136 EMBARCADERO   1964 - 1975



The 60’s and 70’s were a period of great ferment and event in San Francisco.  The social movements which became symbolic of the decade ---the summer of love and the hippie invasion, the anti-war movement, the gay movement, the women’s movement, etc ---had influential roots in San Francisco.

When Chase arrived in San Francisco in 1964 he was very much a “struggling artist”. He was visiting Elizabeth Harris, a choreographer he had met in the Limon company, (where they had both toured Europe) and had, years later, become a good friend. That first week at a dinner party given by Harris, he was introduced to her intimate friend, composer Pauline Oliveros, and a young sculptor, Ruth Asawa and her husband. Oliveros found him a studio on the Embarcadero, which he first shared with Anthony Martin, a video artist, and painter James Weeks. Pauline also found him a job ––working as a janitor at the San Francisco Tape Music Center (the hotbed of new electronic music). He existed on $15 a week for this first 7 months. By then he had found a gallery, and had his first show of paintings. Martin left for New York, and Weeks for Los Angeles. The rent for the entire block long studio was $200 a month and Chase devoted his time to painting.

136 Embarcadero, this first studio,  became a refection of lifestyles prevalent during this unusual period of history.

This warehouse dated from the pre-earthquake days. Early photographs show the Emerson Drug Company flourishing with horse and carriage. Bromer-Selzer was created by Emerson in the early part of the century. By 1968 Chase was sharing his studio with a group of six friends. Each person had their own space, but the spaces were divided only by curtains, or in some cases, by balconies and stairs in others.
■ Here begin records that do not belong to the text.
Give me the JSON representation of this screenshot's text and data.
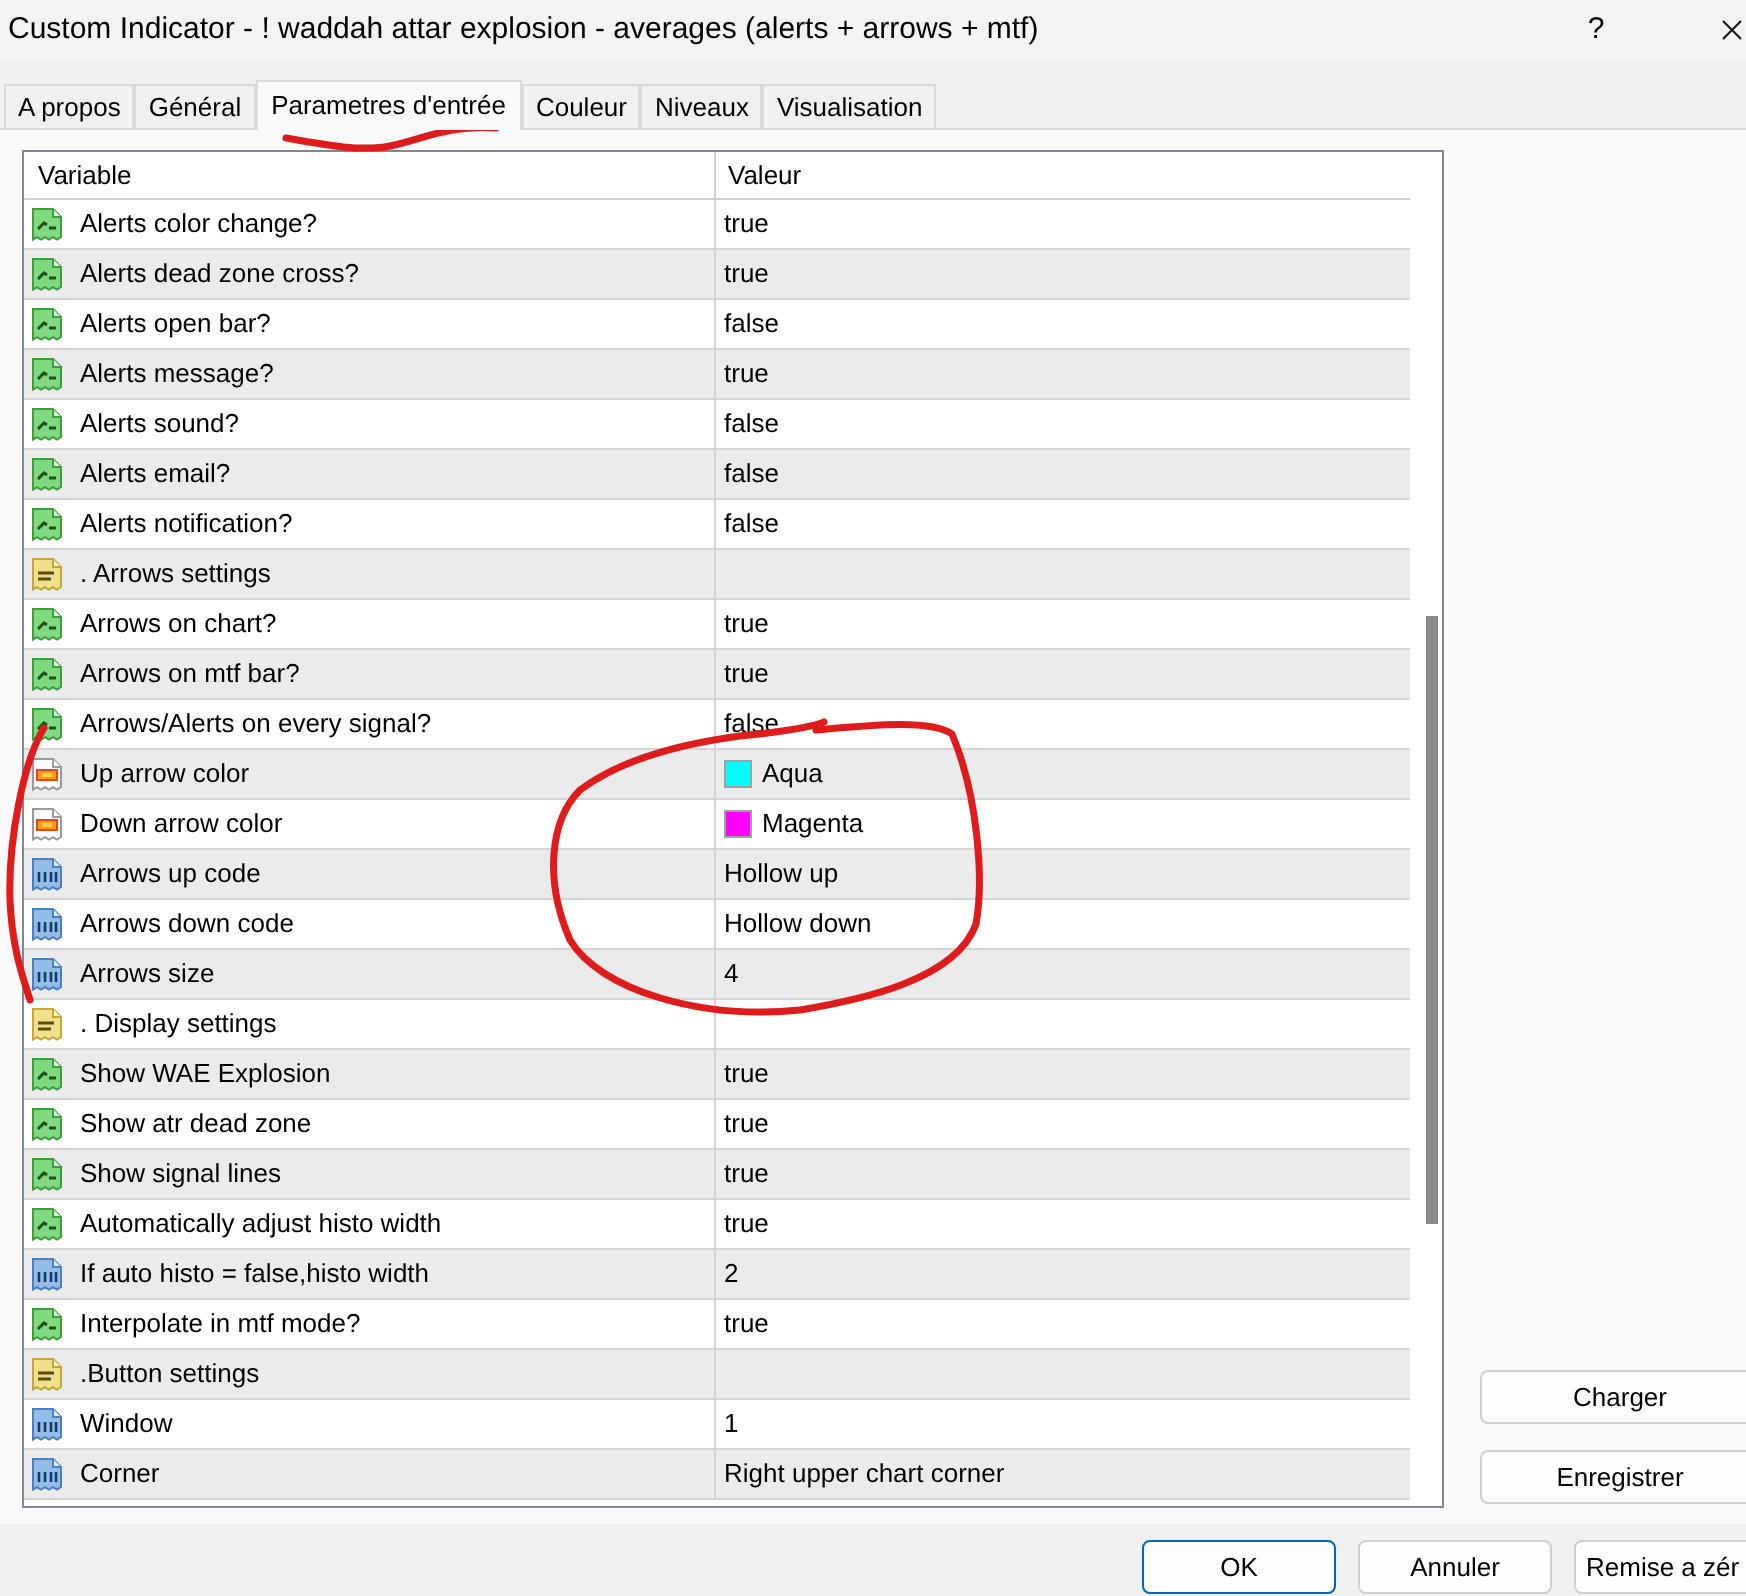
{
  "window": {
    "title": "Custom Indicator - ! waddah attar explosion - averages (alerts + arrows + mtf)",
    "help": "?"
  },
  "tabs": [
    {
      "label": "A propos",
      "selected": false
    },
    {
      "label": "Général",
      "selected": false
    },
    {
      "label": "Parametres d'entrée",
      "selected": true
    },
    {
      "label": "Couleur",
      "selected": false
    },
    {
      "label": "Niveaux",
      "selected": false
    },
    {
      "label": "Visualisation",
      "selected": false
    }
  ],
  "table": {
    "columns": [
      "Variable",
      "Valeur"
    ],
    "rows": [
      {
        "kind": "bool",
        "variable": "Alerts color change?",
        "value": "true"
      },
      {
        "kind": "bool",
        "variable": "Alerts dead zone cross?",
        "value": "true"
      },
      {
        "kind": "bool",
        "variable": "Alerts open bar?",
        "value": "false"
      },
      {
        "kind": "bool",
        "variable": "Alerts message?",
        "value": "true"
      },
      {
        "kind": "bool",
        "variable": "Alerts sound?",
        "value": "false"
      },
      {
        "kind": "bool",
        "variable": "Alerts email?",
        "value": "false"
      },
      {
        "kind": "bool",
        "variable": "Alerts notification?",
        "value": "false"
      },
      {
        "kind": "string",
        "variable": ". Arrows settings"
      },
      {
        "kind": "bool",
        "variable": "Arrows on chart?",
        "value": "true"
      },
      {
        "kind": "bool",
        "variable": "Arrows on mtf bar?",
        "value": "true"
      },
      {
        "kind": "bool",
        "variable": "Arrows/Alerts on every signal?",
        "value": "false"
      },
      {
        "kind": "color",
        "variable": "Up arrow color",
        "value": "Aqua",
        "color": "#00ffff"
      },
      {
        "kind": "color",
        "variable": "Down arrow color",
        "value": "Magenta",
        "color": "#ff00ff"
      },
      {
        "kind": "int",
        "variable": "Arrows up code",
        "value": "Hollow up"
      },
      {
        "kind": "int",
        "variable": "Arrows down code",
        "value": "Hollow down"
      },
      {
        "kind": "int",
        "variable": "Arrows size",
        "value": "4"
      },
      {
        "kind": "string",
        "variable": ". Display settings"
      },
      {
        "kind": "bool",
        "variable": "Show WAE Explosion",
        "value": "true"
      },
      {
        "kind": "bool",
        "variable": "Show atr dead zone",
        "value": "true"
      },
      {
        "kind": "bool",
        "variable": "Show signal lines",
        "value": "true"
      },
      {
        "kind": "bool",
        "variable": "Automatically adjust histo width",
        "value": "true"
      },
      {
        "kind": "int",
        "variable": "If auto histo = false,histo width",
        "value": "2"
      },
      {
        "kind": "bool",
        "variable": "Interpolate in mtf mode?",
        "value": "true"
      },
      {
        "kind": "string",
        "variable": ".Button settings"
      },
      {
        "kind": "int",
        "variable": "Window",
        "value": "1"
      },
      {
        "kind": "int",
        "variable": "Corner",
        "value": "Right upper chart corner"
      }
    ]
  },
  "side_buttons": [
    {
      "label": "Charger"
    },
    {
      "label": "Enregistrer"
    }
  ],
  "footer_buttons": [
    {
      "label": "OK",
      "default": true
    },
    {
      "label": "Annuler",
      "default": false
    },
    {
      "label": "Remise a zér",
      "default": false
    }
  ],
  "annotations": [
    {
      "kind": "underline"
    },
    {
      "kind": "bracket"
    },
    {
      "kind": "circle"
    }
  ]
}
The group shopped together, and dined together in the common living areas.

The front Embarcadero windows faced the water, where a number of piers were in various stages of demolition. One large ferryboat was anchored there, a casualty of a fire, and two young couples had renovated parts, and made them livable. This ferryboat became the rehearsal area for visiting bands.

Life in the warehouse centered around a number of rituals particular to the late sixties. The number of dinner guests fluctuated daily, as nomads, friends, new acquaintances would be invited. Dinner would be cooked for between 8 to 17 guests, nightly, depending on the flow of people.

Formal dinners were given when special guests arrived, and would find the household in costumes bought when MGM Studios disbanded its costume collection. Food stamps helped support these gestures of generosity and extravagance, since most of the members of the house had meager incomes. A special event held in the warehouse for hundreds of guests, was a 15 hour concert of music by Pauline Oliveros, accompanied by films and theater performances. When Donald Eastman, a theater designer, and Winston Tong, a puppeteer, moved into the warehouse—(Eastman was working as an apprentice with Chase on his theater projects)—often puppet shows, shadow dramas, and improvised poetry readings took place at dinner.

Christmas Breakfast would be celebrated the Sunday before Christmas, with a costumed, black and white pot luck for a hundred guests. The dishes were often as colorful as the guests (a particularly colorful recipe was a platter brought by the Cockettes, a renowned drag group of the time, which included eclairs made in the shape of penises (to great acclaim). One Christmas guests were entertained by a young mime Bill Irwin. In 1970 Chase celebrated these parties with a documentary film, THE CHRISTMAS BREAKFAST OVERTURE.

Other memorable events of the period included a Fourth of July picnic, held in the warehouse because of rain. 50 guests dined on improvised picnic tables covered with sod, under soaring limbs of tree branches and a floor covered with real grass. Recordings of birds and nature sounds played.